Strong south to southeast winds will cause trouble from New Jersey and eastern New York to much of New England and neighboring Canada.
Gusts between 50 and 60 mph (80 to 100 kph) combined with the state of foliage and wet ground will lead to incidents of downed trees through Tuesday night.
Drenching rain accompanying the wind at times will add to the weight on trees and tree limbs.
As trees and tree limbs come down, some secondary roadways may become blocked, homes and businesses could be damaged and sporadic power outages may occur.
People should avoid walking in wooded areas late today into tonight, because of the risk of falling limbs.
A strong flow of moisture from the Gulf of Mexico and the Atlantic Ocean will be harnessed by an approaching cold front and a storm system moving along that front.

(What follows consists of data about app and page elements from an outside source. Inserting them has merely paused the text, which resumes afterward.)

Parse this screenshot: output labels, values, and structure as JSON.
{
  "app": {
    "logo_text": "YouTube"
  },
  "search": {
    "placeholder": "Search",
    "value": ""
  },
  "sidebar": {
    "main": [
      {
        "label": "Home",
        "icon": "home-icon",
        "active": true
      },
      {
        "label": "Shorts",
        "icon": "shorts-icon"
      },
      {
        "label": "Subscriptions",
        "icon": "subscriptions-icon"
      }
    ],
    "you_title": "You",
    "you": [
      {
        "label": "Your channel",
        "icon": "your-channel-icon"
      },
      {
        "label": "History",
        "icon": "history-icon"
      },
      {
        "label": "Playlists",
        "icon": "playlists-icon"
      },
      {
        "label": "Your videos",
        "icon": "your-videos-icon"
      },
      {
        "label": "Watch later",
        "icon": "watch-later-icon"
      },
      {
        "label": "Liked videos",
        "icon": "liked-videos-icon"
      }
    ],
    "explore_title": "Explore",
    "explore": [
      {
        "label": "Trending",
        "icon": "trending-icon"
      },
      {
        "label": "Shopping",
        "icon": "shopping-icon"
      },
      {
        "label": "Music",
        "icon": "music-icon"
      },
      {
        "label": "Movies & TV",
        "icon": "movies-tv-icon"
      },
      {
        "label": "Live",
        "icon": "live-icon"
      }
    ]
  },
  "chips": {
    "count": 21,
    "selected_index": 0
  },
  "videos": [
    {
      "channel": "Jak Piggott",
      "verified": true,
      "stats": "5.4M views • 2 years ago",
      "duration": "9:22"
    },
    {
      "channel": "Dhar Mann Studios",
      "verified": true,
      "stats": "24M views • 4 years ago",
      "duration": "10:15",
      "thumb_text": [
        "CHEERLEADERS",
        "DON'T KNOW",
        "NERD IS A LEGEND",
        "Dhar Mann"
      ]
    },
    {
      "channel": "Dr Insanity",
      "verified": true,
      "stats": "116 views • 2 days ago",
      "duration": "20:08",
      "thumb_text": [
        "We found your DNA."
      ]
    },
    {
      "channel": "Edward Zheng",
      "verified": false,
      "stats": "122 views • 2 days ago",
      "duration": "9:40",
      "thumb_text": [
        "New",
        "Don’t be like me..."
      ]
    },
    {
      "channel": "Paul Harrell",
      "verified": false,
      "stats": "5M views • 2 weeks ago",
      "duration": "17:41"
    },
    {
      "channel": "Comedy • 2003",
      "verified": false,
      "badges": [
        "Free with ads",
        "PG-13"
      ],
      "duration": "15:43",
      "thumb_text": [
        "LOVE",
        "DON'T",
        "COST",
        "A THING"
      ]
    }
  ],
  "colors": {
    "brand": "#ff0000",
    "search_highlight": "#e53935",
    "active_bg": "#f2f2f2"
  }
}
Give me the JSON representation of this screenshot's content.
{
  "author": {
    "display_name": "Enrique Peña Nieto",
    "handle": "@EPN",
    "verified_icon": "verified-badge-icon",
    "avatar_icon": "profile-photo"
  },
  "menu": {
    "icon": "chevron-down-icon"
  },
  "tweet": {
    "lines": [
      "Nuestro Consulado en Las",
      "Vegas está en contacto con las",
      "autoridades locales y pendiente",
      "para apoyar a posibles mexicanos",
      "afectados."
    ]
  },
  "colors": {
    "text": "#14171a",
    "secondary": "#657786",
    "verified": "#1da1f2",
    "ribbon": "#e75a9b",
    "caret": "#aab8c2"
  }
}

Winds will be the strongest along the coast, over ridges, through gaps in the mountains and between and over the tops of buildings.
The strong onshore flow can also lead to coastal flooding and overwash in south- and southeast-facing areas, especially during times of high tide through tonight.
The difference in pressure between the storm and front approaching (low pressure) and a fair weather system offshore (high pressure) will generate a strong flow of air.
As winds become aligned at the surface and aloft, the stronger winds from aloft will make their way down to the surface, in the form of powerful gusts.
As the cold front swings through from west to east early Wednesday, the alignment for strong winds will diminish and the rain will end, but cooler air will sweep in.
Keep ahead of the storm with AccuWeather Professional radar- includes hail potential radar, storm top radar, vertical cross-section showing wind heights and speed- and more!
A storm that brought an onslaught of snow and freezing rain to the Northeast over the weekend has left lingering hazards into Monday travel with icy roads and school cancellations.
Yet another winter storm will take aim at the Northeast and Midwest this week with widespread ice and flooding concerns.
Wintry weather and lower temperatures will dive into the Southeast later this week, creating widespread travel disruptions.
February 2015 has come to an end with numerous monthly records set across the United States.
A wildfire burning for over two weeks in Argentina is threatening 3,000-year-old trees in Los Alerces National Park.
The beginning of March marks the start of meteorological spring in the Northern Hemisphere, but this does not signal the end of winter weather in the United States.
Spokane, WA (2001)
Broke record for consecutive days with 1" or more of snow on the ground. The streak began November 9, 2000 and lasted 114 days. The old record was 113 days set in 1992-1993.
Mid-Atlantic Coast (1846)
Great Northeast storm and tide in Virginia. Record 5 feet above normal in Norfolk; $500 damage undetermined familial loss, 1,000 cattle drowned at Nott's Island, NC
North Carolina (1927)
Greatest modern snowstorm: 31" at Nashville, NC; 26" at Goldsboro and Edenton; 17.8" at Raleigh.